With the so much attention being paid to violence emanating from Xinjiang, many of you may have missed the parade of Uyghur dancers who have taken the stage on the Chinese version of “So You Think You Can Dance” (Zhongguo Hao Wudao). Not only do we have the child star turned adult tap-dancer Yusupjan, the nine-year old break-dancer Surat Taxpolat who goes by the stagename “Little Meatball”, and the teenage break dancer Umid Tursun but we also have the model family of Gulmira Memet a young dance instructor from the Xinjiang Art Institute in Ürümchi.
As in other reality TV shows featuring minority performers – such as the Kazakh performer Tasken on The Voice of China – celebrity judges use the competition stage as platform from which to model minor-to-minor connections and demonstrate the way the diversity of the Chinese population can be seen as an asset rather than a sign of lack.

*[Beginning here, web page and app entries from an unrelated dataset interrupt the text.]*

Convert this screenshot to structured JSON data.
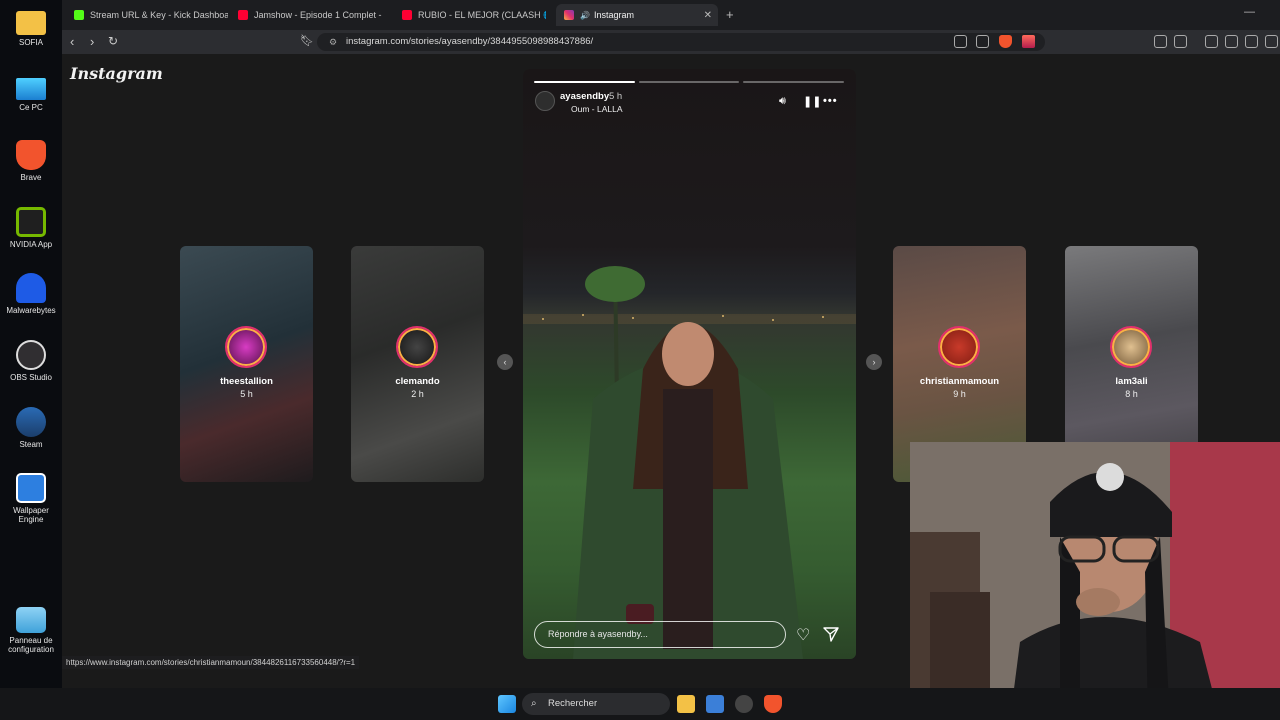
{
  "desktop": {
    "icons": [
      {
        "label": "SOFIA",
        "icon": "folder-icon",
        "color": "#f3c146"
      },
      {
        "label": "Ce PC",
        "icon": "monitor-icon",
        "color": "#2aa7e8"
      },
      {
        "label": "Brave",
        "icon": "brave-icon",
        "color": "#f2542d"
      },
      {
        "label": "NVIDIA App",
        "icon": "nvidia-icon",
        "color": "#76b900"
      },
      {
        "label": "Malwarebytes",
        "icon": "malwarebytes-icon",
        "color": "#1e5be6"
      },
      {
        "label": "OBS Studio",
        "icon": "obs-icon",
        "color": "#302e31"
      },
      {
        "label": "Steam",
        "icon": "steam-icon",
        "color": "#1b3e6b"
      },
      {
        "label": "Wallpaper Engine",
        "icon": "wallpaper-engine-icon",
        "color": "#2d7fe0"
      },
      {
        "label": "Panneau de configuration",
        "icon": "control-panel-icon",
        "color": "#3fa1d9"
      }
    ]
  },
  "browser": {
    "tabs": [
      {
        "title": "Stream URL & Key - Kick Dashboard",
        "icon": "kick-icon",
        "color": "#53fc18"
      },
      {
        "title": "Jamshow - Episode 1 Complet - YouT",
        "icon": "youtube-icon",
        "color": "#ff0033"
      },
      {
        "title": "RUBIO - EL MEJOR (CLAASH 🌐) - Yo",
        "icon": "youtube-icon",
        "color": "#ff0033"
      },
      {
        "title": "Instagram",
        "icon": "instagram-icon",
        "color": "#e1306c"
      }
    ],
    "url": "instagram.com/stories/ayasendby/3844955098988437886/",
    "status_url": "https://www.instagram.com/stories/christianmamoun/3844826116733560448/?r=1"
  },
  "instagram": {
    "logo": "Instagram",
    "current_story": {
      "username": "ayasendby",
      "time": "5 h",
      "music": "Oum - LALLA",
      "reply_placeholder": "Répondre à ayasendby..."
    },
    "side_stories": [
      {
        "username": "theestallion",
        "time": "5 h"
      },
      {
        "username": "clemando",
        "time": "2 h"
      },
      {
        "username": "christianmamoun",
        "time": "9 h"
      },
      {
        "username": "lam3ali",
        "time": "8 h"
      }
    ]
  },
  "taskbar": {
    "search_label": "Rechercher"
  }
}
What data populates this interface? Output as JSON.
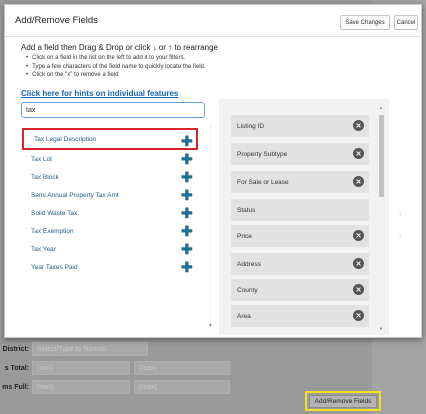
{
  "background": {
    "rows": [
      {
        "label": "District:",
        "value": "Select/Type to Narrow..."
      },
      {
        "label": "s Total:",
        "min": "(min)",
        "max": "(max)"
      },
      {
        "label": "ms Full:",
        "min": "(min)",
        "max": "(max)"
      }
    ],
    "bottom_button": "Add/Remove Fields"
  },
  "dialog": {
    "title": "Add/Remove Fields",
    "save_label": "Save Changes",
    "cancel_label": "Cancel",
    "instructions": {
      "main": "Add a field then Drag & Drop or click ↓ or ↑ to rearrange",
      "bullets": [
        "Click on a field in the list on the left to add it to your filters.",
        "Type a few characters of the field name to quickly locate the field.",
        "Click on the \"x\" to remove a field"
      ]
    },
    "hint_link": "Click here for hints on individual features",
    "search": {
      "value": "tax",
      "placeholder": ""
    },
    "available_fields": [
      "Tax Legal Description",
      "Tax Lot",
      "Tax Block",
      "Semi Annual Property Tax Amt",
      "Solid Waste Tax",
      "Tax Exemption",
      "Tax Year",
      "Year Taxes Paid"
    ],
    "selected_fields": [
      "Listing ID",
      "Property Subtype",
      "For Sale or Lease",
      "Status",
      "Price",
      "Address",
      "County",
      "Area"
    ],
    "removable": [
      true,
      true,
      true,
      false,
      true,
      true,
      true,
      true
    ],
    "plus_symbol": "✚",
    "remove_symbol": "✕",
    "colors": {
      "link": "#1565b7",
      "field_text": "#1c5e86",
      "highlight": "#d9232b",
      "callout": "#f1e21a"
    }
  }
}
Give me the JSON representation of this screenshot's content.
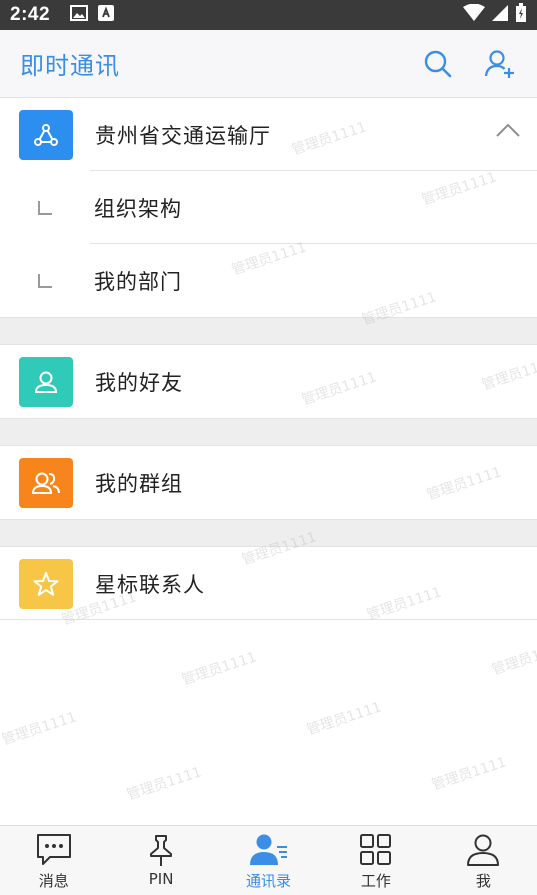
{
  "status_bar": {
    "time": "2:42"
  },
  "header": {
    "title": "即时通讯"
  },
  "org": {
    "name": "贵州省交通运输厅",
    "children": [
      {
        "label": "组织架构"
      },
      {
        "label": "我的部门"
      }
    ]
  },
  "entries": {
    "friends": "我的好友",
    "groups": "我的群组",
    "starred": "星标联系人"
  },
  "watermark": "管理员1111",
  "colors": {
    "accent": "#3a8ee6",
    "org_icon": "#2c8ff0",
    "friends_icon": "#2fcbb8",
    "groups_icon": "#f8841c",
    "starred_icon": "#f7c646"
  },
  "tabs": [
    {
      "label": "消息",
      "icon": "chat-icon"
    },
    {
      "label": "PIN",
      "icon": "pin-icon"
    },
    {
      "label": "通讯录",
      "icon": "contacts-icon",
      "active": true
    },
    {
      "label": "工作",
      "icon": "grid-icon"
    },
    {
      "label": "我",
      "icon": "person-icon"
    }
  ]
}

Jin Xing said “I hope we can create a relationship of grand ethnic solidarity”
It is perhaps with this in mind that Gulmira selected Jin Xing – the Korean-Chinese ballet dancer who is famously transgender – to act as her coach in the contest. But unlike Tasken and A-Mei, Gulmira and Jin Xing’s relationship seems a bit predetermined. Perhaps it was the way the relationship was announced. Jin Xing said “I hope we can create a relationship of grand ethnic solidarity” (1:14). And thus a Uyghur dancer and a transgender Korean instructor demonstrated minzu datuanjie for a cheering audience.
As the narrative of the short clip above shows us, Gulmira also has a model husband and daughter. The imagery shows us that people in Ürümchi are happy and safe (3:00-4:30); that little Uyghur girls are learning Chinese (4:35); and that Uyghur families can dance (5:40).
Some Uyghur viewers of these performances say they think portrayals such as these might reinforce the stereotype that all ethnic minorities do is sing and dance. They feel as though these performers are not necessarily that talented, but instead somehow otherwise met the standards of producers of the show.
But despite these reservations many Uyghurs also seem quite proud to see people from their social position displayed in such a flattering way.
They were the most proud (as this clip of her entire performance shows) of the way Gulmira greeted the audience by first speaking to the audience using the pan-Islamic Arabic greeting Assalam Alaykum before switching to Chinese. And they loved the way she spoke to her daughter in Uyghur and how little 4-year-old Gulnaz won over the crowd by being cute.